[Page and application data records]
Segment Open

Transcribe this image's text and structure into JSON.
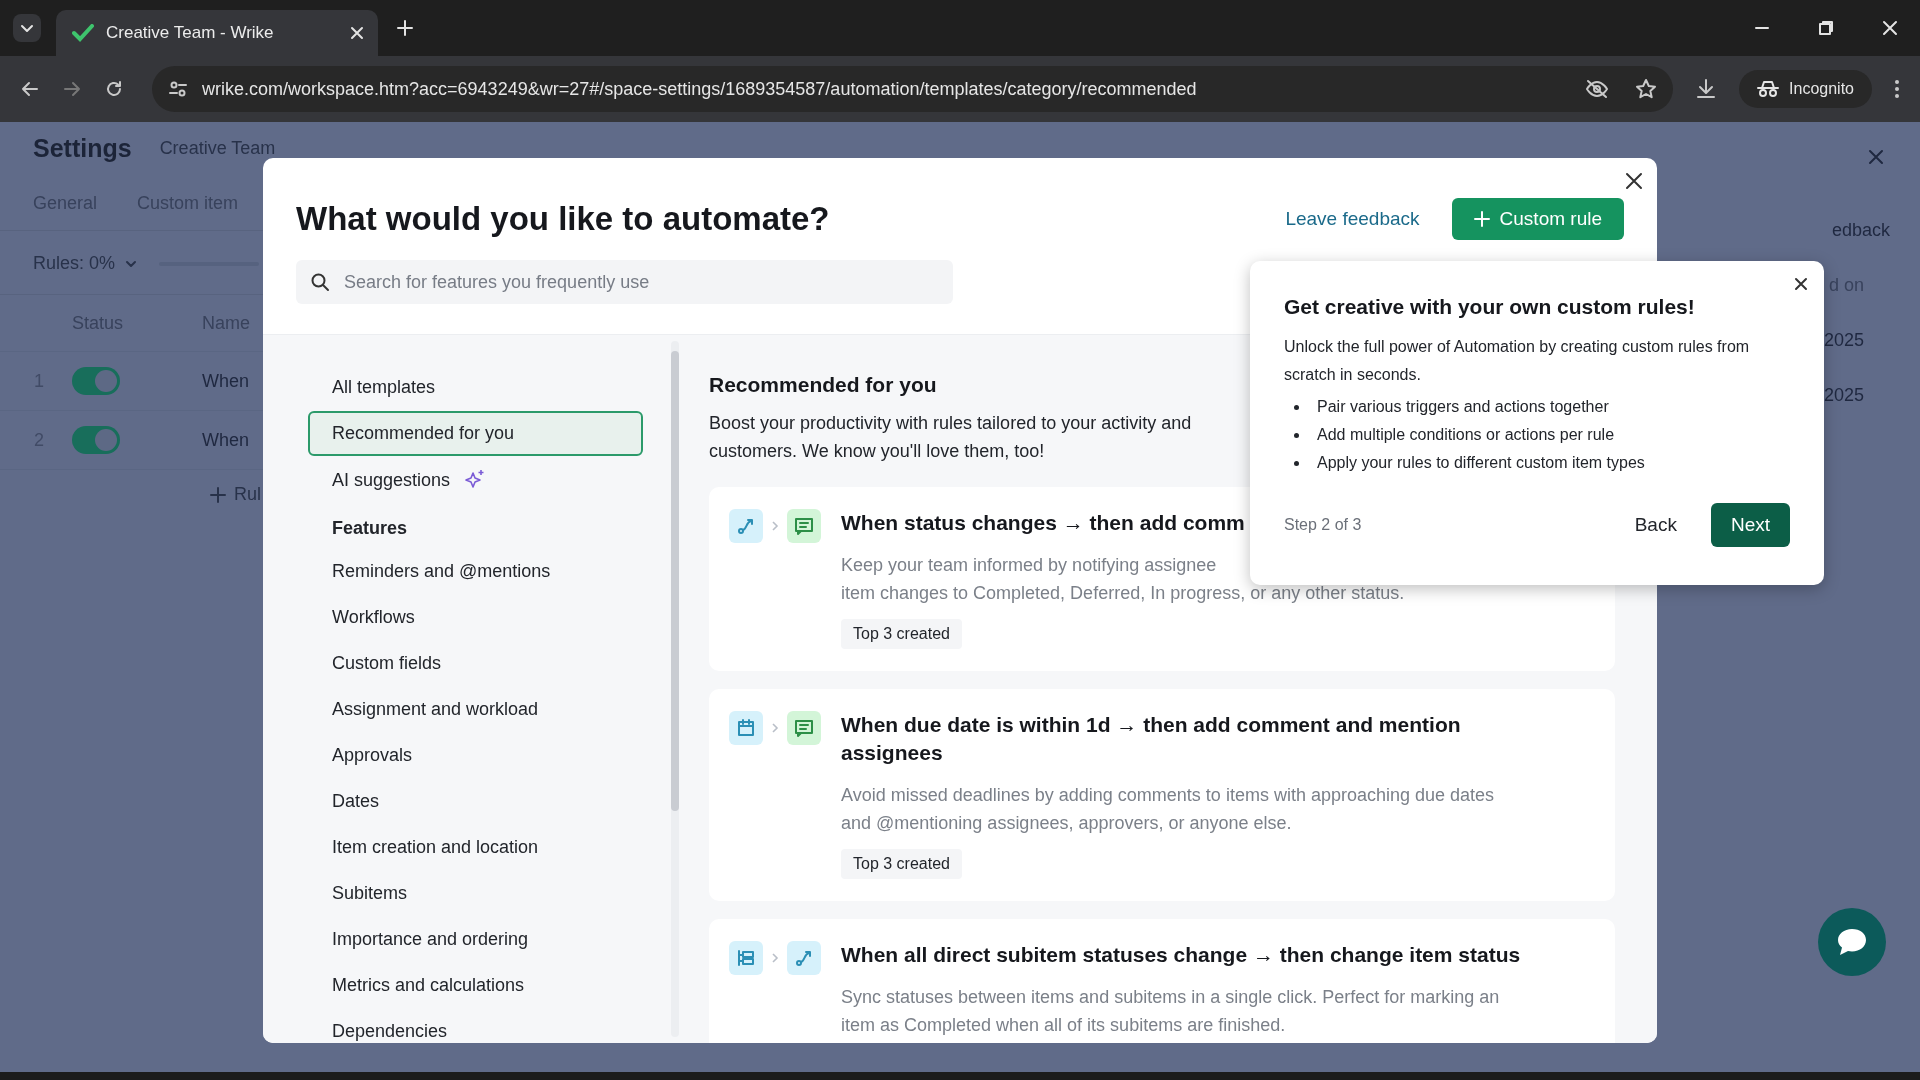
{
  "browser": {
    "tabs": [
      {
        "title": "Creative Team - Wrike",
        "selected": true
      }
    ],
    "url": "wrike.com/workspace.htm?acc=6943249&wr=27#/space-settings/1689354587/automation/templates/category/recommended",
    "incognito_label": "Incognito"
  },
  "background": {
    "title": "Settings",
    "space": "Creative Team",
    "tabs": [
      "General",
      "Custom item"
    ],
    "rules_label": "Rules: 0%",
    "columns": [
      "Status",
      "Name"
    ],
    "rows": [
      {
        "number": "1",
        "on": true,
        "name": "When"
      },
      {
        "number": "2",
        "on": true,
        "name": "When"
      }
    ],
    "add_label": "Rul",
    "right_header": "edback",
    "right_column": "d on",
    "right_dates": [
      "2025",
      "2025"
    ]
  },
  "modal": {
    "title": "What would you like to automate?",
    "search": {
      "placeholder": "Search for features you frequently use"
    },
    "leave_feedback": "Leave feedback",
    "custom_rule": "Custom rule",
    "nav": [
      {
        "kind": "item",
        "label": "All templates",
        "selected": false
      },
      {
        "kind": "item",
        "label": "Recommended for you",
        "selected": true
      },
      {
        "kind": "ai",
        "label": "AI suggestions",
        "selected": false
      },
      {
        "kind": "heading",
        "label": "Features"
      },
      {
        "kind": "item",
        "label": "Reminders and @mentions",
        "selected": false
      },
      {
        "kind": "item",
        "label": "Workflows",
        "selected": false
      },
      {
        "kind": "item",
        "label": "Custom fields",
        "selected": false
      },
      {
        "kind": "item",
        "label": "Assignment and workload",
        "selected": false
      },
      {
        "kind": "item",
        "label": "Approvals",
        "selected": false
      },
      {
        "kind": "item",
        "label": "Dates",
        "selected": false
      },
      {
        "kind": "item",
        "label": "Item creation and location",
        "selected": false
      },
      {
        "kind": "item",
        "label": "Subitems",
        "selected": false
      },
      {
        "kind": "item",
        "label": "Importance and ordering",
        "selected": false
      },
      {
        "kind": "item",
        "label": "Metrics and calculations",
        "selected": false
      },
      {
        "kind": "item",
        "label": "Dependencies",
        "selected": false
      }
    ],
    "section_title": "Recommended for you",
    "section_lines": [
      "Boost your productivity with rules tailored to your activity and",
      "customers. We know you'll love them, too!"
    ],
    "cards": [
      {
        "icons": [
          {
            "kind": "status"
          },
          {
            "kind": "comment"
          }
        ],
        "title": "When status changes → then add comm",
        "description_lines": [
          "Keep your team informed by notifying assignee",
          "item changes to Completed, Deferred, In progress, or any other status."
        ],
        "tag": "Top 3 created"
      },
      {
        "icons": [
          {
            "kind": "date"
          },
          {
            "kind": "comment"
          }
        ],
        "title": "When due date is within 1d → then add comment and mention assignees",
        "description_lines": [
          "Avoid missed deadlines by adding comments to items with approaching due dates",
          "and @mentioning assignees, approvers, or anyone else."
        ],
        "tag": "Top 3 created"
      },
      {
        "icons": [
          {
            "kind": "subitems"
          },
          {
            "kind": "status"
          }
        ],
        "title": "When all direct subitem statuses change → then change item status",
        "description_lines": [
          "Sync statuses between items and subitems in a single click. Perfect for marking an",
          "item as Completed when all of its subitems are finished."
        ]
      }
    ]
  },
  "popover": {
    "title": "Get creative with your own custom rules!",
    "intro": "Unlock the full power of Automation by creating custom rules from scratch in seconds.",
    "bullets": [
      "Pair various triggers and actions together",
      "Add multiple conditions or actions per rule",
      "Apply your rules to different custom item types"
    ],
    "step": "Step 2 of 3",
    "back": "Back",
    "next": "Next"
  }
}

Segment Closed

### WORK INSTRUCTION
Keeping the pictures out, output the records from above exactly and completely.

### OUTPUT OF THE EXERCISE
Transcribe this image's text and structure into JSON.
{
  "browser": {
    "tabs": [
      {
        "title": "Creative Team - Wrike",
        "selected": true
      }
    ],
    "url": "wrike.com/workspace.htm?acc=6943249&wr=27#/space-settings/1689354587/automation/templates/category/recommended",
    "incognito_label": "Incognito"
  },
  "background": {
    "title": "Settings",
    "space": "Creative Team",
    "tabs": [
      "General",
      "Custom item"
    ],
    "rules_label": "Rules: 0%",
    "columns": [
      "Status",
      "Name"
    ],
    "rows": [
      {
        "number": "1",
        "on": true,
        "name": "When"
      },
      {
        "number": "2",
        "on": true,
        "name": "When"
      }
    ],
    "add_label": "Rul",
    "right_header": "edback",
    "right_column": "d on",
    "right_dates": [
      "2025",
      "2025"
    ]
  },
  "modal": {
    "title": "What would you like to automate?",
    "search": {
      "placeholder": "Search for features you frequently use"
    },
    "leave_feedback": "Leave feedback",
    "custom_rule": "Custom rule",
    "nav": [
      {
        "kind": "item",
        "label": "All templates",
        "selected": false
      },
      {
        "kind": "item",
        "label": "Recommended for you",
        "selected": true
      },
      {
        "kind": "ai",
        "label": "AI suggestions",
        "selected": false
      },
      {
        "kind": "heading",
        "label": "Features"
      },
      {
        "kind": "item",
        "label": "Reminders and @mentions",
        "selected": false
      },
      {
        "kind": "item",
        "label": "Workflows",
        "selected": false
      },
      {
        "kind": "item",
        "label": "Custom fields",
        "selected": false
      },
      {
        "kind": "item",
        "label": "Assignment and workload",
        "selected": false
      },
      {
        "kind": "item",
        "label": "Approvals",
        "selected": false
      },
      {
        "kind": "item",
        "label": "Dates",
        "selected": false
      },
      {
        "kind": "item",
        "label": "Item creation and location",
        "selected": false
      },
      {
        "kind": "item",
        "label": "Subitems",
        "selected": false
      },
      {
        "kind": "item",
        "label": "Importance and ordering",
        "selected": false
      },
      {
        "kind": "item",
        "label": "Metrics and calculations",
        "selected": false
      },
      {
        "kind": "item",
        "label": "Dependencies",
        "selected": false
      }
    ],
    "section_title": "Recommended for you",
    "section_lines": [
      "Boost your productivity with rules tailored to your activity and",
      "customers. We know you'll love them, too!"
    ],
    "cards": [
      {
        "icons": [
          {
            "kind": "status"
          },
          {
            "kind": "comment"
          }
        ],
        "title": "When status changes → then add comm",
        "description_lines": [
          "Keep your team informed by notifying assignee",
          "item changes to Completed, Deferred, In progress, or any other status."
        ],
        "tag": "Top 3 created"
      },
      {
        "icons": [
          {
            "kind": "date"
          },
          {
            "kind": "comment"
          }
        ],
        "title": "When due date is within 1d → then add comment and mention assignees",
        "description_lines": [
          "Avoid missed deadlines by adding comments to items with approaching due dates",
          "and @mentioning assignees, approvers, or anyone else."
        ],
        "tag": "Top 3 created"
      },
      {
        "icons": [
          {
            "kind": "subitems"
          },
          {
            "kind": "status"
          }
        ],
        "title": "When all direct subitem statuses change → then change item status",
        "description_lines": [
          "Sync statuses between items and subitems in a single click. Perfect for marking an",
          "item as Completed when all of its subitems are finished."
        ]
      }
    ]
  },
  "popover": {
    "title": "Get creative with your own custom rules!",
    "intro": "Unlock the full power of Automation by creating custom rules from scratch in seconds.",
    "bullets": [
      "Pair various triggers and actions together",
      "Add multiple conditions or actions per rule",
      "Apply your rules to different custom item types"
    ],
    "step": "Step 2 of 3",
    "back": "Back",
    "next": "Next"
  }
}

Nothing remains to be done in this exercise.